The Finale is a tour de force. The 16th-note figure, without a doubt, comes from the final part of Khachaturian’s Concerto-Rhapsody. Again, we see the 3-note motive from the Prelude accented among the perpetual motion of the 16th notes. The last few seconds of the Finale recap the Prelude and the Suite fades away on the C-G-E-C# chord.


There are currently no studio recordings of the Suite. A live recording of the finale was released on the Soviet Melodiya label from the 7th International Tchaikovsky Competition with Antonio Meneses playing.

I found a complete live recording from 20 May 1982 by Anthony Ross (principal cello, Minnesota Orchestra) in the Indiana University archives. This is a reel-to-reel tape, not available to the public.

In the fall of 2019, I had the opportunity of playing this Suite several times. Here is a live recording of the finale from the Martha Blakeney Hodges Archive located in the Jackson Library at the University of North Carolina at Greensboro:

You may read the story of how I came across this piece here.

Yagling’s Compositions for Cello

Here is a list I’ve compiled of her works for the cello, with a few recordings from YouTube.

  • 1965 – Sonata for Cello and Piano No. 2 – in 2 movements

  • 1967 – Larghetto and Siciliana (sometimes incorrectly listed as the 3rd and 4th movements of her second sonata)

  • 1967 – Suite for Cello and String Orchestra
  • 1974-75 – Concerto for Cello and Orchestra No. 1 (written as her graduate work in composition)

  • 1980 – Sonata for Cello and Piano No. 3 – in 2 movements

  • 1982 – Suite for Cello Solo No. 1 – Compulsory piece for the 7th Tchaikovsky Cello Competition (discussed in more detail above)
  • 1983-84 – Concerto for Cello and Orchestra No. 2

  • 1985 – Vocalise for Cello and Piano
  • 1999 – Suite for Cello Solo No. 2
  • 2001 – Symphony Concerto for Cello and Orchestra (Concerto No. 3 for Cello and Orchestra)
  • 2002 – Sonata for Cello and Piano No. 4 – in 4 movements (a masterpiece!)

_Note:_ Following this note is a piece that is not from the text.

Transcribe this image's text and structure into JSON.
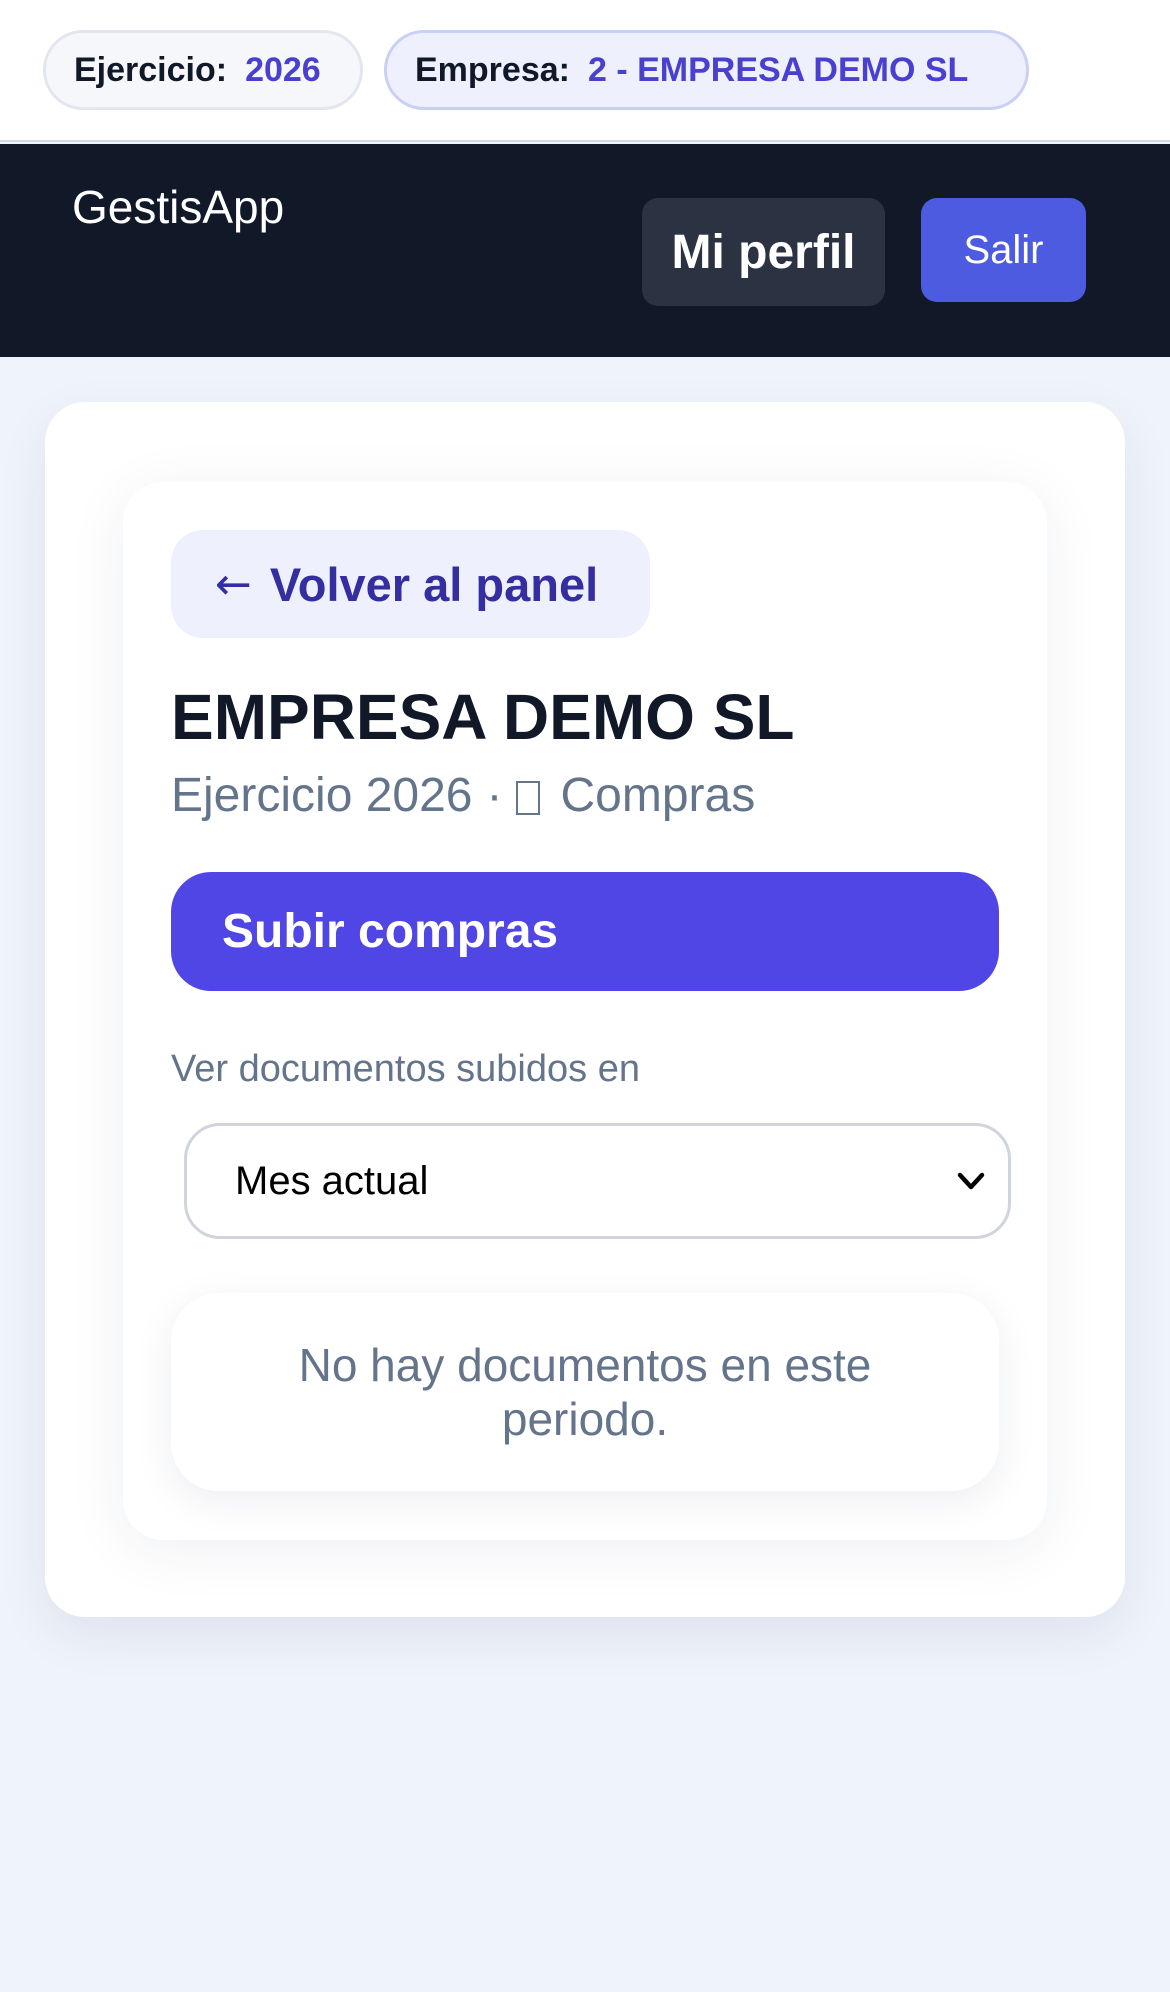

If you are interested in learning more about Yagling or performing some of her works, you may visit the Fennica Gehrman website.  Some of their publications, including the Suite, are available at nkoda.